Construction fees waived completely for next project


Habitat for Humanity has more than 1,500 affiliates nationwide which have collectively built 500,000 houses here and abroad. But thanks to cooperation with the St. Helens City Council, the Columbia County branch of the nonprofit organization has become one of the few affiliates to have successfully worked at a local level to lower building fees.

Columbia County Habitat for Humanity president Boyd Ruby had requested the City Council completely waive all new construction costs.

In recognition of CCHH’s efforts to provide more affordable housing throughout the county, the council agreed to waive system development charges and water and sewer connection fees completely.

The council did not opt to reduce building permit fees or school excise taxes.

The council clarified this agreement is not a precedent, but will apply to CCHH’s next project.

Construction of the next CCHH home will begin in spring, said CCHH board member Bill Blank.

The council said it would decide whether to allow similar waivers on future CCHH projects on a case-by-case basis.

“I was kind of in shock, to tell you the truth,” said Boyd. “I didn’t expect that great of a reduction. I was asking for the total, but I never expected to get it.”

A life-changing project

Debbie Rye hadn’t heard of Habitat for Humanity when it established its Columbia County affiliate little more than 10 years ago, but now the mother of four describes her involvement with the organization “like winning the lottery.”

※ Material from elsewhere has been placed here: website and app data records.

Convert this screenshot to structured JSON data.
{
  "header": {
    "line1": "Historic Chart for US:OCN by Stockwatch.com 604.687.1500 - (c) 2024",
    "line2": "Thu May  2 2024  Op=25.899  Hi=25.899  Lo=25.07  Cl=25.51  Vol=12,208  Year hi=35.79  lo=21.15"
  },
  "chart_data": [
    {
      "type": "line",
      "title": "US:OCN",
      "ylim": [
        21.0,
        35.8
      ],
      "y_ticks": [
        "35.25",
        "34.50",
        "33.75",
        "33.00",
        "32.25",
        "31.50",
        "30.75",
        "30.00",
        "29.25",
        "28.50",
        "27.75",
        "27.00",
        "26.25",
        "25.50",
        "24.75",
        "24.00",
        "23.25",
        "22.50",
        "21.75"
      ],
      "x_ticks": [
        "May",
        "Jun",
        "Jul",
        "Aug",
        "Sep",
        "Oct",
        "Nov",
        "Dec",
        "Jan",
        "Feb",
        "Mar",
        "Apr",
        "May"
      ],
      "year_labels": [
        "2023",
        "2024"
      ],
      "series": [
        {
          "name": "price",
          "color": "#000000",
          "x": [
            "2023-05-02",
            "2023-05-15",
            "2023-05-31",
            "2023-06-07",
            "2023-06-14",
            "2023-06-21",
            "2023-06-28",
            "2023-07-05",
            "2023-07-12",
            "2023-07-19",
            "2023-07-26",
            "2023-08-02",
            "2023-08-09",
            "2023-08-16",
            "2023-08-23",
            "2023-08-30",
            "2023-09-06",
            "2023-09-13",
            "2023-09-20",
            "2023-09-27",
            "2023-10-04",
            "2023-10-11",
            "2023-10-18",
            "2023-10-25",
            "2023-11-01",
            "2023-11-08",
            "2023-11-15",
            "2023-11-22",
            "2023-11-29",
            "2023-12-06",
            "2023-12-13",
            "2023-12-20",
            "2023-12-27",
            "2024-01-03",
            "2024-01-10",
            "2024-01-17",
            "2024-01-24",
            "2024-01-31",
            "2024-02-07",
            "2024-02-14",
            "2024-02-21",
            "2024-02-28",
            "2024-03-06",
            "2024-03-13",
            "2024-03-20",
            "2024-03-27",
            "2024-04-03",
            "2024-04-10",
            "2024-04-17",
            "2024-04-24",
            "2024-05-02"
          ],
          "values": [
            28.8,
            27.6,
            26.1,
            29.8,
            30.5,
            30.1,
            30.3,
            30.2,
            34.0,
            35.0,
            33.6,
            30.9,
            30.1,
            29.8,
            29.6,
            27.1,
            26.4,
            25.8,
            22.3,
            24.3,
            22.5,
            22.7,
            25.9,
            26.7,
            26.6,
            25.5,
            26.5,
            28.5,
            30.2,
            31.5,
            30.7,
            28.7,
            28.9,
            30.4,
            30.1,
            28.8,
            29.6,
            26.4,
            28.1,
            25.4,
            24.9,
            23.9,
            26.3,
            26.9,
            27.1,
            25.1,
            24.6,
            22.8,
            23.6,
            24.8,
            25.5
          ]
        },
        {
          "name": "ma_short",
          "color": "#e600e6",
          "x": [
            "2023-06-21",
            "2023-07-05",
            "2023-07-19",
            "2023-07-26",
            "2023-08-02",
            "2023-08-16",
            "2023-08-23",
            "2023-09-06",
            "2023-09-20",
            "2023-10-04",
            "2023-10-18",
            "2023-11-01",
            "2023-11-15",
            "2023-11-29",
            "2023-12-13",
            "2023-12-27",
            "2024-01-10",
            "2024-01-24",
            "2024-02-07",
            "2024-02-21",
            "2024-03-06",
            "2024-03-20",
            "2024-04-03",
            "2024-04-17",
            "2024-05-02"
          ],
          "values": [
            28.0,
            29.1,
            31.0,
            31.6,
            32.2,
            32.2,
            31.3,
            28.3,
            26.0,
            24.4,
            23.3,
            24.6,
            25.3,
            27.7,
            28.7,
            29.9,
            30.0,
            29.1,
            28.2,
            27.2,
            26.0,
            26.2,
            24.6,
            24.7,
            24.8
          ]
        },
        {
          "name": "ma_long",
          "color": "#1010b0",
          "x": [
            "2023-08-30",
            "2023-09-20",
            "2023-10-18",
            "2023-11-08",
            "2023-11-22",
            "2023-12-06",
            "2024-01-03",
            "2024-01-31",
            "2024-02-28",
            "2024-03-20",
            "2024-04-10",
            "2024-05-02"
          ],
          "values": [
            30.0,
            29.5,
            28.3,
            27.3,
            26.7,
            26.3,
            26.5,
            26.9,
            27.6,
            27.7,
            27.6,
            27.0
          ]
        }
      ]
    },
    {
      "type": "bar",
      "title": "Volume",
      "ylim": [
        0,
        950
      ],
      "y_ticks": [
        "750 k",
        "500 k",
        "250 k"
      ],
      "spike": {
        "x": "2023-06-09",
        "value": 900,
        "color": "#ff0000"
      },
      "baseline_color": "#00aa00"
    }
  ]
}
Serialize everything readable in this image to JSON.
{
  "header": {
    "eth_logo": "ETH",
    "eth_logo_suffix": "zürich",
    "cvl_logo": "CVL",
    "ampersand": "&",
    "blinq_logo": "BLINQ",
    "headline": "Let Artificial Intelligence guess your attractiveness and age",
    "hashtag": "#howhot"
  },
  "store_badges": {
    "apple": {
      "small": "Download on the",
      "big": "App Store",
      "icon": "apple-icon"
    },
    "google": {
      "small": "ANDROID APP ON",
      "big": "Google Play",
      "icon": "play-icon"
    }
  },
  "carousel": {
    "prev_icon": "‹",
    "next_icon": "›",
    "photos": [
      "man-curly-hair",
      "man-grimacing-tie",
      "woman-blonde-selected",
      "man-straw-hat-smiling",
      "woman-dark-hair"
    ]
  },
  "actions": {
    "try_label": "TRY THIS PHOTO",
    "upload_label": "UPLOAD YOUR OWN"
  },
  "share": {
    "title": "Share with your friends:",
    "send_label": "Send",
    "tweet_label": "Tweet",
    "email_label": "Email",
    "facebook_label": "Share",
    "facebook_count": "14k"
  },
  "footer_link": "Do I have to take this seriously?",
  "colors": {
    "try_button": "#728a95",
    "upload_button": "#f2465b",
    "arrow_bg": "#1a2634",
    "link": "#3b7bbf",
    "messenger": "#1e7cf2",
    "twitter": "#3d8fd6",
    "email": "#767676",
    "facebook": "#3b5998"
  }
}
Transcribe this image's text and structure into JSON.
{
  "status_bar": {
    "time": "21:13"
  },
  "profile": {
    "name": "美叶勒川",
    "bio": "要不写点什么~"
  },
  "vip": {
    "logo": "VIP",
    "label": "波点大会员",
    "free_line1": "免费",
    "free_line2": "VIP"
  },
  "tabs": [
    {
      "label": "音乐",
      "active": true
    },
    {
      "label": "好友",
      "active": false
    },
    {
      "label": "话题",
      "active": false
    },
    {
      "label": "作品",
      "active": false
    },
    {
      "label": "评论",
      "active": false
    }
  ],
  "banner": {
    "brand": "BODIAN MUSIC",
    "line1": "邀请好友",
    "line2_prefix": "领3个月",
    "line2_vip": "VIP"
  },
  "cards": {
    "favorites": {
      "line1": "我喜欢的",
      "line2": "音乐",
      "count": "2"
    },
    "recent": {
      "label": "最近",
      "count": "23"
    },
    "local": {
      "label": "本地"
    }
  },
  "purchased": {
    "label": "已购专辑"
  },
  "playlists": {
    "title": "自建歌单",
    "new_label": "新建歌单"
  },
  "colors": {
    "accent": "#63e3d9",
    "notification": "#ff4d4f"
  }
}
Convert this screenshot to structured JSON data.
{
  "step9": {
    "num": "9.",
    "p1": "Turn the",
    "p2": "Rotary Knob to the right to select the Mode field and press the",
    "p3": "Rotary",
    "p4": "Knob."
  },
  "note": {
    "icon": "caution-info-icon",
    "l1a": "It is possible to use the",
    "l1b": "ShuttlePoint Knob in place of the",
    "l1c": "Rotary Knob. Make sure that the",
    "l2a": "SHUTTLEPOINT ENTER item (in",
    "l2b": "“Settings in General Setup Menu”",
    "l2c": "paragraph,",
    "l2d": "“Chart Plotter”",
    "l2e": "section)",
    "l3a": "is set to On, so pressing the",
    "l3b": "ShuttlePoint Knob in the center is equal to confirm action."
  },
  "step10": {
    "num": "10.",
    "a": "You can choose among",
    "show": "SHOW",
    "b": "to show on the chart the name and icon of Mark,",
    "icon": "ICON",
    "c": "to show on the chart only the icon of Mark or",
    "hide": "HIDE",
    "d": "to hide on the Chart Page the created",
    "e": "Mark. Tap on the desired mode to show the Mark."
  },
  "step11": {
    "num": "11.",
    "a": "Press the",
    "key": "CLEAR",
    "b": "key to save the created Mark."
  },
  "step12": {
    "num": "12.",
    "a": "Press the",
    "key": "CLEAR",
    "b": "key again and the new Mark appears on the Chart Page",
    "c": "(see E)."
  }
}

In 2000, Rye was a single mother working full time at Safeway, where she is still employed. She was receiving public assistance to afford rent on an apartment. Growing up, her family had always rented.

Two years later, she and her four sons were living in a 1,075 square-foot, three-bedroom, two-story house with 2.5 bathrooms, thanks to CCHH.

The nonprofit was established in 1976 with the aim of providing affordable housing for families who are themselves involved in the building process. According to Ruby, eligible families fall into a very specific category.

“The working poor,” he explained, meaning those with a working income that is too low to cover a house payment.

Once a family is accepted into the program, they must invest “sweat equity” into the construction of their house. A single-parent is obligated to commit 300 hours, while a two-adult family is required to put in 500 hours.

Habitat for Humanity relies largely on donations of money and land, and depends heavily on skilled volunteers.

Construction of a habitat home in Columbia County takes about a year on average. Upon completion, the organization essentially sells the house to the partner family at a price that is approximately half the house’s assessed market value, Boyd explained.

“And then over a period of the life of a loan, usually 20 years, we forgive one-twentieth of the mortgage every year,” Boyd said.

According to Rye, who is now a CCHH board member, the families’ monthly payment includes a zero-interest loan, home owner’s insurance and taxes. Rye’s payment, set in 2001, comes to $460 — half of what she had been paying in rent on an apartment.

It is a life-changing arrangement, Rye said.

“It was a total lifesaver,” she said, “it’s the only way that my kids have a home, because of Habitat.”